For fishing in rough water, a foam-filled life vest such as the Stearns Flotation Fishing Vest offers an “extra level of security,” according to Johnson. I personally like fishing with this style of vest in the cold weather because the foam filling adds insulation to warm the core of my body, and the wider arm cutouts provide more room for the various arm movements required to catch fish and operate a boat.
Inflatables are an excellent option for paddling on smooth waters, but Johnson recommends a foam-filled jacket if the waters have some chop. Astral manufactures three great recreational kayaking PFDs that are Coast Guard approved.
The V-Eight is a breathable jacket with an air flow system that keeps paddlers cool in hot weather, has a mesh back that’s cut to fit the high-seat backs of recreational kayaks, and has extra wide arm cutouts so paddlers can take angled paddle strokes without rubbing against the jacket. The company’s Linda model has pre-shaped foam to better fit women kayakers while the Ronny model has similar features as the Linda but offers a better torso fit for men.
Johnson endorses Type III vests for this, and she notes manufacturers are designing stylish and lightweight specialty brands. “You have to be careful when picking these out because some are not Coast Guard approved,” she warns.
For more helpful information on PFDs, visit www.safeboatingcampaign.com.
• MTI Adventurewear, www.mtiadventurewear.com
• Stearns, www.stearnsflotation.com
• O’Brien, www.obrien.com
• Stohlquist WaterWare, www.stohlquist.com
• Mustang Survival, www.mustangsurvival.com
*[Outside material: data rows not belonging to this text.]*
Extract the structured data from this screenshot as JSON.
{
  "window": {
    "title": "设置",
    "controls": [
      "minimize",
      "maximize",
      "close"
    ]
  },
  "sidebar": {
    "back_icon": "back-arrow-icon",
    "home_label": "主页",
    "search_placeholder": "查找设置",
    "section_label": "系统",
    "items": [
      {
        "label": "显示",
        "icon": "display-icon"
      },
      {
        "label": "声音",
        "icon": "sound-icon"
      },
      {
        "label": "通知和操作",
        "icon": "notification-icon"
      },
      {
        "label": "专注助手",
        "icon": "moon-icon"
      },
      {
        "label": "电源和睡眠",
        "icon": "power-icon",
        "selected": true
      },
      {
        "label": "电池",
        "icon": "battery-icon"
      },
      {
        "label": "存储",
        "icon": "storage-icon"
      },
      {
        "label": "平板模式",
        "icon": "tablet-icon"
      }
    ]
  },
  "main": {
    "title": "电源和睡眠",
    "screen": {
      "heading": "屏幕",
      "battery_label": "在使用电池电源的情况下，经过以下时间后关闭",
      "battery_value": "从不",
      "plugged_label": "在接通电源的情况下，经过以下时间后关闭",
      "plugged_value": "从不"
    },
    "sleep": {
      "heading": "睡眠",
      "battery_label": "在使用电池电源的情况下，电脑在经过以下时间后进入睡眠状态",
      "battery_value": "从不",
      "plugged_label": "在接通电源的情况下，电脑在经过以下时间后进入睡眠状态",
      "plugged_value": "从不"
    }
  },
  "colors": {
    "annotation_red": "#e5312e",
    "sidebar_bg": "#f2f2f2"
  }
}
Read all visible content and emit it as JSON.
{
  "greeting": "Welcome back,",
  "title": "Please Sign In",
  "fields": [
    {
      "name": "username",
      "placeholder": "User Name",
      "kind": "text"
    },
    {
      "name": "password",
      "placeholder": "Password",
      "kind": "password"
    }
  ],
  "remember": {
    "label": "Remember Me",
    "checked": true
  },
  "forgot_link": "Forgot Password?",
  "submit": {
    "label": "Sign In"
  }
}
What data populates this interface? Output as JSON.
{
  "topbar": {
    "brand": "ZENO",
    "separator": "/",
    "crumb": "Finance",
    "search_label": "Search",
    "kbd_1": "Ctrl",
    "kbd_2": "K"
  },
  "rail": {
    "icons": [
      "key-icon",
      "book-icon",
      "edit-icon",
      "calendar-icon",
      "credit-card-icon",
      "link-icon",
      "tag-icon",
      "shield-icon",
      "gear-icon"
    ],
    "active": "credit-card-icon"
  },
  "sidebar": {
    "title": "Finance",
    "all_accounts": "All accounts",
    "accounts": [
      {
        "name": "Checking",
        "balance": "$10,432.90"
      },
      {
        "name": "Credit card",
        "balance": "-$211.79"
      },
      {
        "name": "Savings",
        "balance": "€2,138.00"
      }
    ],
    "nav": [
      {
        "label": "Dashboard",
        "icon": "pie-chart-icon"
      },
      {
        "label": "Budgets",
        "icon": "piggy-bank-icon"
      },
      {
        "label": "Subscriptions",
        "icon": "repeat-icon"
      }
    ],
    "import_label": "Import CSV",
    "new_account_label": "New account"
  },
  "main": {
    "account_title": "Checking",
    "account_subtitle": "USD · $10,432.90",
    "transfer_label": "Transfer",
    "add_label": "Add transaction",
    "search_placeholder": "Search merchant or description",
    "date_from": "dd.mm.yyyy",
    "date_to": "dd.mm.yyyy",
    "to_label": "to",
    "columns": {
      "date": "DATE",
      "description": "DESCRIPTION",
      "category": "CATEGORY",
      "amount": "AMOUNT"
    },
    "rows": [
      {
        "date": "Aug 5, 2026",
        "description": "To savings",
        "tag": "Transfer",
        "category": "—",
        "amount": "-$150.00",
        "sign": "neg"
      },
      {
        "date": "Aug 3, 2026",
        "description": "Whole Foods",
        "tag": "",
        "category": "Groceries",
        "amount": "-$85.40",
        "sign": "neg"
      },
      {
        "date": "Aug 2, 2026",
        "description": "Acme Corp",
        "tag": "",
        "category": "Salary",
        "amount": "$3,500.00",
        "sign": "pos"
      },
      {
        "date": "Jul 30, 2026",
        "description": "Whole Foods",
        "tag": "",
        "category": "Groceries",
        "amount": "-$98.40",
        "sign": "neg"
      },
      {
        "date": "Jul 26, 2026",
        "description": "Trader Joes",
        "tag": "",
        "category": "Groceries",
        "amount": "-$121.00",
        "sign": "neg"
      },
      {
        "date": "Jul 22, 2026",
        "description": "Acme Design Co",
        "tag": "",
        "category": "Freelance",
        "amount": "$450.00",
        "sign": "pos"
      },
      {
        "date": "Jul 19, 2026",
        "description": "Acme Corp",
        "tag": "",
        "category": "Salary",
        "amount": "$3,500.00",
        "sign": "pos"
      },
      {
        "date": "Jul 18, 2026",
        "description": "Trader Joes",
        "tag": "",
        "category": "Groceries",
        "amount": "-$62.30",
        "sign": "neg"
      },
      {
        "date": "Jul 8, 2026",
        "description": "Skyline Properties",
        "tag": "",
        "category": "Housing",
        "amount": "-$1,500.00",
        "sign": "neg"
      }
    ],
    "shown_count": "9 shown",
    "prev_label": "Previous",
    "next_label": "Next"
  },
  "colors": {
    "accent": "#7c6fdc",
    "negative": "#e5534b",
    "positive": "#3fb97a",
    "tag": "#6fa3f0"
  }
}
• Astral, www.astraldesigns.com
John Neporadny wears his life jacket with a kill switch attached when running his bass boat.